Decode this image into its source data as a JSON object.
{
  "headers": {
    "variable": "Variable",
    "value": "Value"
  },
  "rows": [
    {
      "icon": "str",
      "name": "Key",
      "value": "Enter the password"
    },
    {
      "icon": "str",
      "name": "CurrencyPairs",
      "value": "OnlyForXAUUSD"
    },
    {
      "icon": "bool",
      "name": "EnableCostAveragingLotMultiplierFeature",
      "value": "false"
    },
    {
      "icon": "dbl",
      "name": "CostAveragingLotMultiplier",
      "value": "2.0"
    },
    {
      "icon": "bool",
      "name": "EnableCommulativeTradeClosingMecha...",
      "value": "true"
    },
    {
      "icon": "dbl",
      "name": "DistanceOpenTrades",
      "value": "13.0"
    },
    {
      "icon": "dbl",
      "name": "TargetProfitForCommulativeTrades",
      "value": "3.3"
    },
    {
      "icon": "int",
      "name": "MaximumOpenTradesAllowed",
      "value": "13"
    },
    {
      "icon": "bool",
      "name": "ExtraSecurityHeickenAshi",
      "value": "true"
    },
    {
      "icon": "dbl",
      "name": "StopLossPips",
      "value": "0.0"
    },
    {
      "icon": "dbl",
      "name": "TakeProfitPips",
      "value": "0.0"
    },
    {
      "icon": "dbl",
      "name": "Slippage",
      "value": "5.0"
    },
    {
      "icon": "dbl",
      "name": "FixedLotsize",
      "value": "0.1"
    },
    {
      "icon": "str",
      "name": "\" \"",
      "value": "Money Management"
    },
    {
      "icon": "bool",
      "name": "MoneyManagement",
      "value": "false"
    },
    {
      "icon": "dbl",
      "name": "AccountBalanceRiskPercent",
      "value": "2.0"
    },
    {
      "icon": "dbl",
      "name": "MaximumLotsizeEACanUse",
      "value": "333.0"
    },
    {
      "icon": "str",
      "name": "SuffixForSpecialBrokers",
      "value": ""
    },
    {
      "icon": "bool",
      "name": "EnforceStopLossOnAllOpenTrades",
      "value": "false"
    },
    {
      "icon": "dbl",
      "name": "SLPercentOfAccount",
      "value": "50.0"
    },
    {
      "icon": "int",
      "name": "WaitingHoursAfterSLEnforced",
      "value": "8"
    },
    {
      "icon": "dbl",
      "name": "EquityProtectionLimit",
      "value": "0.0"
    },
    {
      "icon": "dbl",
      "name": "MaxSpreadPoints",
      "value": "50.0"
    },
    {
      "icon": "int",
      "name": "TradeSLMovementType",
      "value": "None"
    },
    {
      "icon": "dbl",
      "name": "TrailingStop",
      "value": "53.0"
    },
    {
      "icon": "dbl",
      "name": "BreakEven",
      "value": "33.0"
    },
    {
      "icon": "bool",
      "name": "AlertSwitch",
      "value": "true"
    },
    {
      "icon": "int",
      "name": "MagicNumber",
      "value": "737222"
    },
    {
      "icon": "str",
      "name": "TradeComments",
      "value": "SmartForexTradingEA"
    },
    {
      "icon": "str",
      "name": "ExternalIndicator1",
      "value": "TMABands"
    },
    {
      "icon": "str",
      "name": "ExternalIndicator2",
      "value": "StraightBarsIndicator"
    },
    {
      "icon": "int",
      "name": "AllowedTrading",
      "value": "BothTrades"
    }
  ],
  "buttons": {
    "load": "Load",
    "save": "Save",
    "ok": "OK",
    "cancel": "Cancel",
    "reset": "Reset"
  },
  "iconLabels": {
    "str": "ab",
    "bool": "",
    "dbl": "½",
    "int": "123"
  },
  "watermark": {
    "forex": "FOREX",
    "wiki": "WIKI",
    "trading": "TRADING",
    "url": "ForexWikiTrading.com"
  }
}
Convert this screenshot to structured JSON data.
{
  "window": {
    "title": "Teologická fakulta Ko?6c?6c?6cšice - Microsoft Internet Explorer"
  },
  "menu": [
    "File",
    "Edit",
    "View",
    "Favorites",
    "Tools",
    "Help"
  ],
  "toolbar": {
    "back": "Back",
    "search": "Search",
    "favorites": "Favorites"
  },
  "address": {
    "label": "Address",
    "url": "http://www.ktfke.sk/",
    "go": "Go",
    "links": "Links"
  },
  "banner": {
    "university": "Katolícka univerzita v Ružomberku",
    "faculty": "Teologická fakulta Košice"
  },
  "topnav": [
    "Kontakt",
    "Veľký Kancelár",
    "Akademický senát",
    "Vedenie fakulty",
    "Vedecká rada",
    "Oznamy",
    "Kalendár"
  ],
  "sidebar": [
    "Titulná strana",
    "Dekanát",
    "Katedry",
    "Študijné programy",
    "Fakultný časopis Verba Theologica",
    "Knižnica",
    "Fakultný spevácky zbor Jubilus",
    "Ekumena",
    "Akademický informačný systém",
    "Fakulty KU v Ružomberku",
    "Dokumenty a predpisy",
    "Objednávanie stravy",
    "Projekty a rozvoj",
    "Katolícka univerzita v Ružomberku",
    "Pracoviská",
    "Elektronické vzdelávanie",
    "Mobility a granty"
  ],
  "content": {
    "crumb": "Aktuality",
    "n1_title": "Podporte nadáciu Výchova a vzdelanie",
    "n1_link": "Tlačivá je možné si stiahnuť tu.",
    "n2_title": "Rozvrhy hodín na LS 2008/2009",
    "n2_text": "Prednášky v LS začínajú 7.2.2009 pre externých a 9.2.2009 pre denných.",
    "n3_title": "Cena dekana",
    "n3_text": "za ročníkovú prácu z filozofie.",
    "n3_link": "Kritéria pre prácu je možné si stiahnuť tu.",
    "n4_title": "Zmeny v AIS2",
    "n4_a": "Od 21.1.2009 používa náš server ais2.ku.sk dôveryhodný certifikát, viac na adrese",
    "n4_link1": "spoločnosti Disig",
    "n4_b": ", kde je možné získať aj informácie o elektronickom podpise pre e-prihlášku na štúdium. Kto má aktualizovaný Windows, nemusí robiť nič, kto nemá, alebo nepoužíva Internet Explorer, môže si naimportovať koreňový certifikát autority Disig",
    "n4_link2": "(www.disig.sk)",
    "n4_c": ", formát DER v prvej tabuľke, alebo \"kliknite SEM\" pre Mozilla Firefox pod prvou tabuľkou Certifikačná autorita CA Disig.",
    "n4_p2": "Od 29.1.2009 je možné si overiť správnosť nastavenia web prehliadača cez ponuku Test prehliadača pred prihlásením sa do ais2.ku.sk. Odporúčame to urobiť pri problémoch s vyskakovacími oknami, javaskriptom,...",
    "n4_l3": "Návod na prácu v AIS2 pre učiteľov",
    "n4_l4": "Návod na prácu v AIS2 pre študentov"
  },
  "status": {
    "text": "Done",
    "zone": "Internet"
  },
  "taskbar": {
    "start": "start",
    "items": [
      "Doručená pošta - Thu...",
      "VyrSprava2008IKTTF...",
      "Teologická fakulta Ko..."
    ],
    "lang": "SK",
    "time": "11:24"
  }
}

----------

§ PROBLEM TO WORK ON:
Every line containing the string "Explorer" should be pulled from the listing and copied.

§ ANSWER FOR THIS EXERCISE:
    "title": "Teologická fakulta Ko?6c?6c?6cšice - Microsoft Internet Explorer"
    "n4_b": ", kde je možné získať aj informácie o elektronickom podpise pre e-prihlášku na štúdium. Kto má aktualizovaný Windows, nemusí robiť nič, kto nemá, alebo nepoužíva Internet Explorer, môže si naimportovať koreňový certifikát autority Disig",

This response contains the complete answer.